One number, and no other words, should make up the answer: how many lines of the listing contain the string "label".

▶ _Source data_:

⟨

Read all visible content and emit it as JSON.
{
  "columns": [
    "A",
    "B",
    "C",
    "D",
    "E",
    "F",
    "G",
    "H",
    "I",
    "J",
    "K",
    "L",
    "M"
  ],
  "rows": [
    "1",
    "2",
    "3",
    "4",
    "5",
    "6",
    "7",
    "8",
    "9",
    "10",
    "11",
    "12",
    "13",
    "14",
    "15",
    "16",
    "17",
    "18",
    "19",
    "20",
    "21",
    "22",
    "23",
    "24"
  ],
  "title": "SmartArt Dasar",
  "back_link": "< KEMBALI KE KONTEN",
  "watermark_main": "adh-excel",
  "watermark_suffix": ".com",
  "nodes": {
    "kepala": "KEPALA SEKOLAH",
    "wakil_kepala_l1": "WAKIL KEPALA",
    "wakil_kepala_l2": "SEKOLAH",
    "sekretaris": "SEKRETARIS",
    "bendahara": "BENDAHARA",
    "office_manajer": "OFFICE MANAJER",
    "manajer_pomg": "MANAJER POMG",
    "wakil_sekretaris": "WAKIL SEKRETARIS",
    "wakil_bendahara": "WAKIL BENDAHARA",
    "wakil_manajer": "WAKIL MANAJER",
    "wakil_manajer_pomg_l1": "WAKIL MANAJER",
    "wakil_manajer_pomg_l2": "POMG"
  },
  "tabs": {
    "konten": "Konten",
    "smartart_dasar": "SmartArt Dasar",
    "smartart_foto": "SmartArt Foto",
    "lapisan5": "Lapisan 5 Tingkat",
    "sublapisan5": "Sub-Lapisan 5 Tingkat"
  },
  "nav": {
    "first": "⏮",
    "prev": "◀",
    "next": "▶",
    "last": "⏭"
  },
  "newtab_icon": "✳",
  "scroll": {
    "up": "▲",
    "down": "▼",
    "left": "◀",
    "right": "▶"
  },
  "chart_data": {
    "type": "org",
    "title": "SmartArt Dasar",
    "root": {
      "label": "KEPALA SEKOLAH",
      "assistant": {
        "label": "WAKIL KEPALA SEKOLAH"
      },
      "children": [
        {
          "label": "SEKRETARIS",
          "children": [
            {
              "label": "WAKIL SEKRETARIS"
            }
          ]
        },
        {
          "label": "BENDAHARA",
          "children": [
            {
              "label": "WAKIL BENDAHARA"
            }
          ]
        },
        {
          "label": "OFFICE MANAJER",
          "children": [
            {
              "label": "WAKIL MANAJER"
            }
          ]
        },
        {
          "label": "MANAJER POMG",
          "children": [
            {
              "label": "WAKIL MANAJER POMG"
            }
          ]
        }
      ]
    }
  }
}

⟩

▶ _Solution to the problem_: 10